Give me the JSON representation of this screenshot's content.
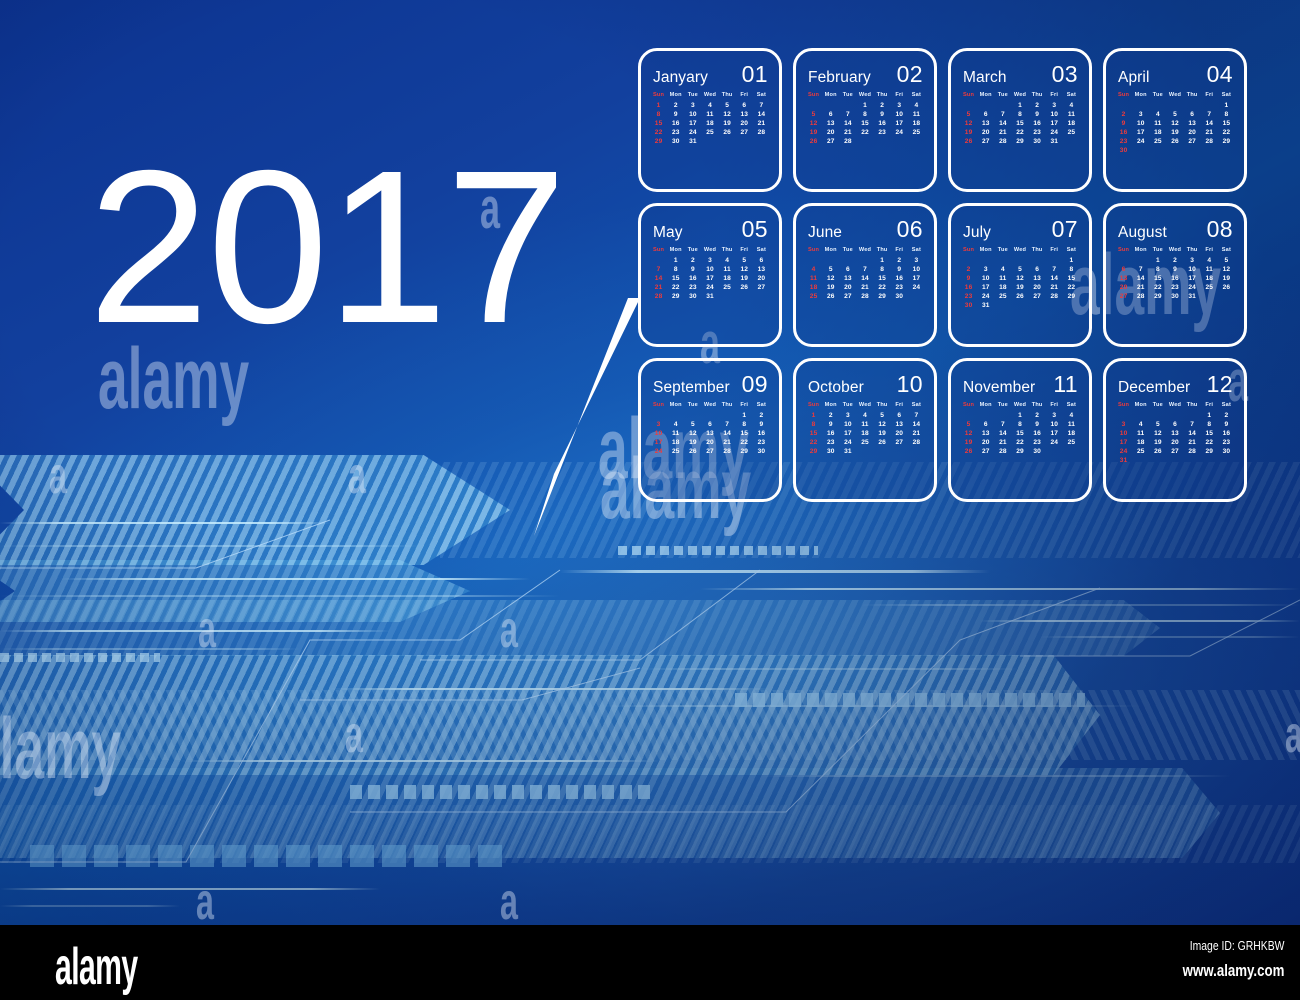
{
  "poster": {
    "year_label": "2017",
    "background_color": "#0c3390",
    "accent_color": "#4eaae2",
    "card_border_color": "#ffffff",
    "sunday_color": "#ef3b3b",
    "text_color": "#ffffff"
  },
  "weekdays": [
    "Sun",
    "Mon",
    "Tue",
    "Wed",
    "Thu",
    "Fri",
    "Sat"
  ],
  "months": [
    {
      "name": "Janyary",
      "number": "01",
      "weeks": [
        [
          "1",
          "2",
          "3",
          "4",
          "5",
          "6",
          "7"
        ],
        [
          "8",
          "9",
          "10",
          "11",
          "12",
          "13",
          "14"
        ],
        [
          "15",
          "16",
          "17",
          "18",
          "19",
          "20",
          "21"
        ],
        [
          "22",
          "23",
          "24",
          "25",
          "26",
          "27",
          "28"
        ],
        [
          "29",
          "30",
          "31",
          "",
          "",
          "",
          ""
        ],
        [
          "",
          "",
          "",
          "",
          "",
          "",
          ""
        ]
      ]
    },
    {
      "name": "February",
      "number": "02",
      "weeks": [
        [
          "",
          "",
          "",
          "1",
          "2",
          "3",
          "4"
        ],
        [
          "5",
          "6",
          "7",
          "8",
          "9",
          "10",
          "11"
        ],
        [
          "12",
          "13",
          "14",
          "15",
          "16",
          "17",
          "18"
        ],
        [
          "19",
          "20",
          "21",
          "22",
          "23",
          "24",
          "25"
        ],
        [
          "26",
          "27",
          "28",
          "",
          "",
          "",
          ""
        ],
        [
          "",
          "",
          "",
          "",
          "",
          "",
          ""
        ]
      ]
    },
    {
      "name": "March",
      "number": "03",
      "weeks": [
        [
          "",
          "",
          "",
          "1",
          "2",
          "3",
          "4"
        ],
        [
          "5",
          "6",
          "7",
          "8",
          "9",
          "10",
          "11"
        ],
        [
          "12",
          "13",
          "14",
          "15",
          "16",
          "17",
          "18"
        ],
        [
          "19",
          "20",
          "21",
          "22",
          "23",
          "24",
          "25"
        ],
        [
          "26",
          "27",
          "28",
          "29",
          "30",
          "31",
          ""
        ],
        [
          "",
          "",
          "",
          "",
          "",
          "",
          ""
        ]
      ]
    },
    {
      "name": "April",
      "number": "04",
      "weeks": [
        [
          "",
          "",
          "",
          "",
          "",
          "",
          "1"
        ],
        [
          "2",
          "3",
          "4",
          "5",
          "6",
          "7",
          "8"
        ],
        [
          "9",
          "10",
          "11",
          "12",
          "13",
          "14",
          "15"
        ],
        [
          "16",
          "17",
          "18",
          "19",
          "20",
          "21",
          "22"
        ],
        [
          "23",
          "24",
          "25",
          "26",
          "27",
          "28",
          "29"
        ],
        [
          "30",
          "",
          "",
          "",
          "",
          "",
          ""
        ]
      ]
    },
    {
      "name": "May",
      "number": "05",
      "weeks": [
        [
          "",
          "1",
          "2",
          "3",
          "4",
          "5",
          "6"
        ],
        [
          "7",
          "8",
          "9",
          "10",
          "11",
          "12",
          "13"
        ],
        [
          "14",
          "15",
          "16",
          "17",
          "18",
          "19",
          "20"
        ],
        [
          "21",
          "22",
          "23",
          "24",
          "25",
          "26",
          "27"
        ],
        [
          "28",
          "29",
          "30",
          "31",
          "",
          "",
          ""
        ],
        [
          "",
          "",
          "",
          "",
          "",
          "",
          ""
        ]
      ]
    },
    {
      "name": "June",
      "number": "06",
      "weeks": [
        [
          "",
          "",
          "",
          "",
          "1",
          "2",
          "3"
        ],
        [
          "4",
          "5",
          "6",
          "7",
          "8",
          "9",
          "10"
        ],
        [
          "11",
          "12",
          "13",
          "14",
          "15",
          "16",
          "17"
        ],
        [
          "18",
          "19",
          "20",
          "21",
          "22",
          "23",
          "24"
        ],
        [
          "25",
          "26",
          "27",
          "28",
          "29",
          "30",
          ""
        ],
        [
          "",
          "",
          "",
          "",
          "",
          "",
          ""
        ]
      ]
    },
    {
      "name": "July",
      "number": "07",
      "weeks": [
        [
          "",
          "",
          "",
          "",
          "",
          "",
          "1"
        ],
        [
          "2",
          "3",
          "4",
          "5",
          "6",
          "7",
          "8"
        ],
        [
          "9",
          "10",
          "11",
          "12",
          "13",
          "14",
          "15"
        ],
        [
          "16",
          "17",
          "18",
          "19",
          "20",
          "21",
          "22"
        ],
        [
          "23",
          "24",
          "25",
          "26",
          "27",
          "28",
          "29"
        ],
        [
          "30",
          "31",
          "",
          "",
          "",
          "",
          ""
        ]
      ]
    },
    {
      "name": "August",
      "number": "08",
      "weeks": [
        [
          "",
          "",
          "1",
          "2",
          "3",
          "4",
          "5"
        ],
        [
          "6",
          "7",
          "8",
          "9",
          "10",
          "11",
          "12"
        ],
        [
          "13",
          "14",
          "15",
          "16",
          "17",
          "18",
          "19"
        ],
        [
          "20",
          "21",
          "22",
          "23",
          "24",
          "25",
          "26"
        ],
        [
          "27",
          "28",
          "29",
          "30",
          "31",
          "",
          ""
        ],
        [
          "",
          "",
          "",
          "",
          "",
          "",
          ""
        ]
      ]
    },
    {
      "name": "September",
      "number": "09",
      "weeks": [
        [
          "",
          "",
          "",
          "",
          "",
          "1",
          "2"
        ],
        [
          "3",
          "4",
          "5",
          "6",
          "7",
          "8",
          "9"
        ],
        [
          "10",
          "11",
          "12",
          "13",
          "14",
          "15",
          "16"
        ],
        [
          "17",
          "18",
          "19",
          "20",
          "21",
          "22",
          "23"
        ],
        [
          "24",
          "25",
          "26",
          "27",
          "28",
          "29",
          "30"
        ],
        [
          "",
          "",
          "",
          "",
          "",
          "",
          ""
        ]
      ]
    },
    {
      "name": "October",
      "number": "10",
      "weeks": [
        [
          "1",
          "2",
          "3",
          "4",
          "5",
          "6",
          "7"
        ],
        [
          "8",
          "9",
          "10",
          "11",
          "12",
          "13",
          "14"
        ],
        [
          "15",
          "16",
          "17",
          "18",
          "19",
          "20",
          "21"
        ],
        [
          "22",
          "23",
          "24",
          "25",
          "26",
          "27",
          "28"
        ],
        [
          "29",
          "30",
          "31",
          "",
          "",
          "",
          ""
        ],
        [
          "",
          "",
          "",
          "",
          "",
          "",
          ""
        ]
      ]
    },
    {
      "name": "November",
      "number": "11",
      "weeks": [
        [
          "",
          "",
          "",
          "1",
          "2",
          "3",
          "4"
        ],
        [
          "5",
          "6",
          "7",
          "8",
          "9",
          "10",
          "11"
        ],
        [
          "12",
          "13",
          "14",
          "15",
          "16",
          "17",
          "18"
        ],
        [
          "19",
          "20",
          "21",
          "22",
          "23",
          "24",
          "25"
        ],
        [
          "26",
          "27",
          "28",
          "29",
          "30",
          "",
          ""
        ],
        [
          "",
          "",
          "",
          "",
          "",
          "",
          ""
        ]
      ]
    },
    {
      "name": "December",
      "number": "12",
      "weeks": [
        [
          "",
          "",
          "",
          "",
          "",
          "1",
          "2"
        ],
        [
          "3",
          "4",
          "5",
          "6",
          "7",
          "8",
          "9"
        ],
        [
          "10",
          "11",
          "12",
          "13",
          "14",
          "15",
          "16"
        ],
        [
          "17",
          "18",
          "19",
          "20",
          "21",
          "22",
          "23"
        ],
        [
          "24",
          "25",
          "26",
          "27",
          "28",
          "29",
          "30"
        ],
        [
          "31",
          "",
          "",
          "",
          "",
          "",
          ""
        ]
      ]
    }
  ],
  "watermarks": {
    "letter": "a",
    "word": "alamy"
  },
  "footer": {
    "logo": "alamy",
    "image_id": "Image ID: GRHKBW",
    "website": "www.alamy.com"
  }
}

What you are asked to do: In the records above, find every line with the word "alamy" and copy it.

Written answer:
    "word": "alamy"
    "logo": "alamy",
    "website": "www.alamy.com"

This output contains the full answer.